Stored data:
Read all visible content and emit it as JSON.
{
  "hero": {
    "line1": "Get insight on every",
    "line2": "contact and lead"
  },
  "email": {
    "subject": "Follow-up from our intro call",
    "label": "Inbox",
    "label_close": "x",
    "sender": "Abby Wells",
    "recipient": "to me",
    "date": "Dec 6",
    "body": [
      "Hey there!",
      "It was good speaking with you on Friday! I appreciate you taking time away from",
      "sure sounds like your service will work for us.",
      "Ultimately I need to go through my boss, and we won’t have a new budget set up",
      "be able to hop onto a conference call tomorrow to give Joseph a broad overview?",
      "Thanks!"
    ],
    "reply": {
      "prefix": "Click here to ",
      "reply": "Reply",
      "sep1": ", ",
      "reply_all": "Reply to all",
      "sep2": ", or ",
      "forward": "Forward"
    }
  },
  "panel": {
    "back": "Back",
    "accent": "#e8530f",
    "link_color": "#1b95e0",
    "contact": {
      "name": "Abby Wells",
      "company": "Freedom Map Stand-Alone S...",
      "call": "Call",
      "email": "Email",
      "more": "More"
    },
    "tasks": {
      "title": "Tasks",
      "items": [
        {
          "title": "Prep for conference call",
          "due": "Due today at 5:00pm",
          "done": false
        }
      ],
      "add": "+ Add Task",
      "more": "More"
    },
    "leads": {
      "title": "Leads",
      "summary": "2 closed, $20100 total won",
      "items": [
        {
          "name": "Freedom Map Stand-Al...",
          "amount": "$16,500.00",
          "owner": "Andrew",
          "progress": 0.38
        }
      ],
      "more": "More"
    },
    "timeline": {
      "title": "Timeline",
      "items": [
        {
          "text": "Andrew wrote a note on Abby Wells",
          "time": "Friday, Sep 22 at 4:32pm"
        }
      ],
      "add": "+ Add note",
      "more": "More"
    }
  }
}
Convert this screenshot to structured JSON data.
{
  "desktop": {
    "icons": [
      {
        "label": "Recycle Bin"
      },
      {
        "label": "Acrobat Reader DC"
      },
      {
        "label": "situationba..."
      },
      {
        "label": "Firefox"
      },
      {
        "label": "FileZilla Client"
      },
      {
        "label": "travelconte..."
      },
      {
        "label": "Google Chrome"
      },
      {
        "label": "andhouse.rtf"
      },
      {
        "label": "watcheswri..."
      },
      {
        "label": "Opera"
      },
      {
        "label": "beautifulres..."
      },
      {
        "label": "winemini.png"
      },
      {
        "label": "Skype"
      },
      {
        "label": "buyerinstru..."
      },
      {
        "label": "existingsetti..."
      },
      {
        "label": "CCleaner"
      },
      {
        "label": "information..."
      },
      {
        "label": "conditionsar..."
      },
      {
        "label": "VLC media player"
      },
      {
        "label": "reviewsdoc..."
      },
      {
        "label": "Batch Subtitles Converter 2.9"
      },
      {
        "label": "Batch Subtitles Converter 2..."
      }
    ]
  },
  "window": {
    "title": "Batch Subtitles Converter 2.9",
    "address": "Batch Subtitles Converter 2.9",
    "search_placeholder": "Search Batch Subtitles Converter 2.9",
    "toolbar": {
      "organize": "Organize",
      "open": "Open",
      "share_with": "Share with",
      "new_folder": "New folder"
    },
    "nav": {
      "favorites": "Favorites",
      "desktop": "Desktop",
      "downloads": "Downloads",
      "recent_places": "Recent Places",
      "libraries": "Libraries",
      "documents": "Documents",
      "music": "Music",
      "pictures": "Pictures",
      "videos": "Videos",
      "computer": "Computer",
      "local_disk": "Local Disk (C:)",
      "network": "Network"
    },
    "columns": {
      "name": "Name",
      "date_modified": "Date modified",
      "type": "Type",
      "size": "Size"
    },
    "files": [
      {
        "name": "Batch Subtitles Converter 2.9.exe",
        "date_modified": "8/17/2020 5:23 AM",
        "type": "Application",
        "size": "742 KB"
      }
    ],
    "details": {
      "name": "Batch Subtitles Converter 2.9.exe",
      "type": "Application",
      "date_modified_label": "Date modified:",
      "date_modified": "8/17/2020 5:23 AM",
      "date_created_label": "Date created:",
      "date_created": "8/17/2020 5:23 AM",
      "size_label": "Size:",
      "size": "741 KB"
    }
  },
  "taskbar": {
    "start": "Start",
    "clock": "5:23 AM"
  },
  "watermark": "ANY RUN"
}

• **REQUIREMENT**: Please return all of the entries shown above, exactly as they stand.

• **SOLUTION BELOW**:
Read all visible content and emit it as JSON.
{
  "hero": {
    "line1": "Get insight on every",
    "line2": "contact and lead"
  },
  "email": {
    "subject": "Follow-up from our intro call",
    "label": "Inbox",
    "label_close": "x",
    "sender": "Abby Wells",
    "recipient": "to me",
    "date": "Dec 6",
    "body": [
      "Hey there!",
      "It was good speaking with you on Friday! I appreciate you taking time away from",
      "sure sounds like your service will work for us.",
      "Ultimately I need to go through my boss, and we won’t have a new budget set up",
      "be able to hop onto a conference call tomorrow to give Joseph a broad overview?",
      "Thanks!"
    ],
    "reply": {
      "prefix": "Click here to ",
      "reply": "Reply",
      "sep1": ", ",
      "reply_all": "Reply to all",
      "sep2": ", or ",
      "forward": "Forward"
    }
  },
  "panel": {
    "back": "Back",
    "accent": "#e8530f",
    "link_color": "#1b95e0",
    "contact": {
      "name": "Abby Wells",
      "company": "Freedom Map Stand-Alone S...",
      "call": "Call",
      "email": "Email",
      "more": "More"
    },
    "tasks": {
      "title": "Tasks",
      "items": [
        {
          "title": "Prep for conference call",
          "due": "Due today at 5:00pm",
          "done": false
        }
      ],
      "add": "+ Add Task",
      "more": "More"
    },
    "leads": {
      "title": "Leads",
      "summary": "2 closed, $20100 total won",
      "items": [
        {
          "name": "Freedom Map Stand-Al...",
          "amount": "$16,500.00",
          "owner": "Andrew",
          "progress": 0.38
        }
      ],
      "more": "More"
    },
    "timeline": {
      "title": "Timeline",
      "items": [
        {
          "text": "Andrew wrote a note on Abby Wells",
          "time": "Friday, Sep 22 at 4:32pm"
        }
      ],
      "add": "+ Add note",
      "more": "More"
    }
  }
}
Convert this screenshot to structured JSON data.
{
  "desktop": {
    "icons": [
      {
        "label": "Recycle Bin"
      },
      {
        "label": "Acrobat Reader DC"
      },
      {
        "label": "situationba..."
      },
      {
        "label": "Firefox"
      },
      {
        "label": "FileZilla Client"
      },
      {
        "label": "travelconte..."
      },
      {
        "label": "Google Chrome"
      },
      {
        "label": "andhouse.rtf"
      },
      {
        "label": "watcheswri..."
      },
      {
        "label": "Opera"
      },
      {
        "label": "beautifulres..."
      },
      {
        "label": "winemini.png"
      },
      {
        "label": "Skype"
      },
      {
        "label": "buyerinstru..."
      },
      {
        "label": "existingsetti..."
      },
      {
        "label": "CCleaner"
      },
      {
        "label": "information..."
      },
      {
        "label": "conditionsar..."
      },
      {
        "label": "VLC media player"
      },
      {
        "label": "reviewsdoc..."
      },
      {
        "label": "Batch Subtitles Converter 2.9"
      },
      {
        "label": "Batch Subtitles Converter 2..."
      }
    ]
  },
  "window": {
    "title": "Batch Subtitles Converter 2.9",
    "address": "Batch Subtitles Converter 2.9",
    "search_placeholder": "Search Batch Subtitles Converter 2.9",
    "toolbar": {
      "organize": "Organize",
      "open": "Open",
      "share_with": "Share with",
      "new_folder": "New folder"
    },
    "nav": {
      "favorites": "Favorites",
      "desktop": "Desktop",
      "downloads": "Downloads",
      "recent_places": "Recent Places",
      "libraries": "Libraries",
      "documents": "Documents",
      "music": "Music",
      "pictures": "Pictures",
      "videos": "Videos",
      "computer": "Computer",
      "local_disk": "Local Disk (C:)",
      "network": "Network"
    },
    "columns": {
      "name": "Name",
      "date_modified": "Date modified",
      "type": "Type",
      "size": "Size"
    },
    "files": [
      {
        "name": "Batch Subtitles Converter 2.9.exe",
        "date_modified": "8/17/2020 5:23 AM",
        "type": "Application",
        "size": "742 KB"
      }
    ],
    "details": {
      "name": "Batch Subtitles Converter 2.9.exe",
      "type": "Application",
      "date_modified_label": "Date modified:",
      "date_modified": "8/17/2020 5:23 AM",
      "date_created_label": "Date created:",
      "date_created": "8/17/2020 5:23 AM",
      "size_label": "Size:",
      "size": "741 KB"
    }
  },
  "taskbar": {
    "start": "Start",
    "clock": "5:23 AM"
  },
  "watermark": "ANY RUN"
}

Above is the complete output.